What you have to do: Pull every line that includes the word "name" from the data.

Material provided:
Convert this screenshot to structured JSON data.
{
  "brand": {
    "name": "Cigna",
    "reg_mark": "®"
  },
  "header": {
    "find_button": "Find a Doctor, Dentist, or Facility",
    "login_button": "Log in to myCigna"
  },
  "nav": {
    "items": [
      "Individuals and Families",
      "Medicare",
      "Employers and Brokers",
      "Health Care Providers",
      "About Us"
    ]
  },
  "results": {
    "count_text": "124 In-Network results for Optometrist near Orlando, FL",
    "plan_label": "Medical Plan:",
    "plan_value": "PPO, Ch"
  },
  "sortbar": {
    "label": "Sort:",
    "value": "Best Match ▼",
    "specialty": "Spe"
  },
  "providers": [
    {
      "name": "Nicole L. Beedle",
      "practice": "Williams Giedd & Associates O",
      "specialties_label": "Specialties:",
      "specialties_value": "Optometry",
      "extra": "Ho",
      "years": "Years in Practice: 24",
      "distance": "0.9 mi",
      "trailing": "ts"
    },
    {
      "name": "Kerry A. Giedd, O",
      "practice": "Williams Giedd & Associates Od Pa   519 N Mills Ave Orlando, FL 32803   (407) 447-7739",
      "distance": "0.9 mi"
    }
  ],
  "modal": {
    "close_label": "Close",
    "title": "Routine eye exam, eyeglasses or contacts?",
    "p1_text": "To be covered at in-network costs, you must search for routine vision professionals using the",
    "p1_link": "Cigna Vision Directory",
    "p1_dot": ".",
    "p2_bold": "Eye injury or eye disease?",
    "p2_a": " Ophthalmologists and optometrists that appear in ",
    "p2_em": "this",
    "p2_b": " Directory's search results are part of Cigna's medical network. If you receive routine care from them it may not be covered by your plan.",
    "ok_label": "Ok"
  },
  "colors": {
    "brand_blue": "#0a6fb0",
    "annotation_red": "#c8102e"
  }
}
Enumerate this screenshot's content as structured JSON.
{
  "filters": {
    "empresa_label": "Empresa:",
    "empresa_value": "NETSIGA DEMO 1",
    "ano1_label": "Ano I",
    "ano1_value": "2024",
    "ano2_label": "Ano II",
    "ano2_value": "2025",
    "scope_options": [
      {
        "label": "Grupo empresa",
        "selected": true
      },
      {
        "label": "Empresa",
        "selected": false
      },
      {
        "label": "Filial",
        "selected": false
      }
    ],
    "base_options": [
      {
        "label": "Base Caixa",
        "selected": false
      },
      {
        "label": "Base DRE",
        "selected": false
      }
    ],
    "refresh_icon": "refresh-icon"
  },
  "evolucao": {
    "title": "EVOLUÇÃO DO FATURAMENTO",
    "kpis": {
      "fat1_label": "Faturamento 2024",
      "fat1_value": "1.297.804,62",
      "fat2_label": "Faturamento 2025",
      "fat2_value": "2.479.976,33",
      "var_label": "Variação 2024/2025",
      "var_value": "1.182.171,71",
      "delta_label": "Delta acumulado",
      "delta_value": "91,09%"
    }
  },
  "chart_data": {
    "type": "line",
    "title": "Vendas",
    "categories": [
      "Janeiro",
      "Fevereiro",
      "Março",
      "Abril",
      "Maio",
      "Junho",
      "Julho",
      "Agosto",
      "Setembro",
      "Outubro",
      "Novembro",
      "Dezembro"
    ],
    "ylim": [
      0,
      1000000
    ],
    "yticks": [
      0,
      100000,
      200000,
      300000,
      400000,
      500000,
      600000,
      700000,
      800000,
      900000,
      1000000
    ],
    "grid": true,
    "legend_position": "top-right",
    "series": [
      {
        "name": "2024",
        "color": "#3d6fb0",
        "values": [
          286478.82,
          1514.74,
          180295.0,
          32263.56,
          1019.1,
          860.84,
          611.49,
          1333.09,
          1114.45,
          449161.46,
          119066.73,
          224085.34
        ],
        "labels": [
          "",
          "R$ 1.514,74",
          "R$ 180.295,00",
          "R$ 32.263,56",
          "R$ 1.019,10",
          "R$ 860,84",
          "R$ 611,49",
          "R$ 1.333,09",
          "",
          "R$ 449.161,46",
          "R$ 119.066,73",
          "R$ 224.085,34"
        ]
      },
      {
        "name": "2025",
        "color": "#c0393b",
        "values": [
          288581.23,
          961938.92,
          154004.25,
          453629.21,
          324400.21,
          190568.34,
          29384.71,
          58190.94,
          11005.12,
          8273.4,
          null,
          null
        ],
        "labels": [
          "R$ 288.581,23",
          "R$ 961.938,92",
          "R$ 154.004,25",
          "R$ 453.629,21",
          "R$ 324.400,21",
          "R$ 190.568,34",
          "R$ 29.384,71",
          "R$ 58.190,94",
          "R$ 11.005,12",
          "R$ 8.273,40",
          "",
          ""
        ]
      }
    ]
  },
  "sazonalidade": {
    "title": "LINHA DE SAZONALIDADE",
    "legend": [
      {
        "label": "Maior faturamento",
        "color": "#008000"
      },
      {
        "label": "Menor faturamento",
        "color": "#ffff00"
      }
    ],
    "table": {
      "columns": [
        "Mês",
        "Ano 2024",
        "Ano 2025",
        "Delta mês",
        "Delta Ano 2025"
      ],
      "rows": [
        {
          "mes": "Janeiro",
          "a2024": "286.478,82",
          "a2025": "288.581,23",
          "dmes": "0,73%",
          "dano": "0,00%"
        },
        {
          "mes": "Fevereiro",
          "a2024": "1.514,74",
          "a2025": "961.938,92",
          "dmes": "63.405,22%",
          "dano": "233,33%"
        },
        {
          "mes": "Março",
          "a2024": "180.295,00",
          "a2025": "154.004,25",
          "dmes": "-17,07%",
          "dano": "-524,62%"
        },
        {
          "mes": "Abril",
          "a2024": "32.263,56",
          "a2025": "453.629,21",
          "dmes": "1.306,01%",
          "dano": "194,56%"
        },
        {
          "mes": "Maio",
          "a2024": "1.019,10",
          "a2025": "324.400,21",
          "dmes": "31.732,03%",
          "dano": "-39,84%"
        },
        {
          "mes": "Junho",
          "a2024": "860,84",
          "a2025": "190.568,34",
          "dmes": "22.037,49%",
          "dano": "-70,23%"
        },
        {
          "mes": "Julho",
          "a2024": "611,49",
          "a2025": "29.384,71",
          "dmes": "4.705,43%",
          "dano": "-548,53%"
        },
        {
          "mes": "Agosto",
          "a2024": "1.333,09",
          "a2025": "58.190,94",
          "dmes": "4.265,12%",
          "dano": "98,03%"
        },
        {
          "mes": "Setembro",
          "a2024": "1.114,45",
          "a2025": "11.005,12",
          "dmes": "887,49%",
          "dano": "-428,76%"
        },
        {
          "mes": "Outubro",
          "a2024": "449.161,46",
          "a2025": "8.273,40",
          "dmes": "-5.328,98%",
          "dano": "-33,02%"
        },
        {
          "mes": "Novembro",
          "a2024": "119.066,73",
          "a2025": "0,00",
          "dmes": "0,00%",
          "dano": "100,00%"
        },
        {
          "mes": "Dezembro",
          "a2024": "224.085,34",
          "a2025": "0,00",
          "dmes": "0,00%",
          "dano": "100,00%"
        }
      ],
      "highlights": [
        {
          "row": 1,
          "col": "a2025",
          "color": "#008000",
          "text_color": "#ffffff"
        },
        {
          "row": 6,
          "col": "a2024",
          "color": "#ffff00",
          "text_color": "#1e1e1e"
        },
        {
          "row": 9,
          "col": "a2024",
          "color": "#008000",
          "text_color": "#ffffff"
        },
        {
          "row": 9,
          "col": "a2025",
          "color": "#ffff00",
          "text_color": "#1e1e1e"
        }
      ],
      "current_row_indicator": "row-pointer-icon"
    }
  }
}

Your solution:
    "name": "Cigna",
      "name": "Nicole L. Beedle",
      "name": "Kerry A. Giedd, O",
        "name": "2024",
        "name": "2025",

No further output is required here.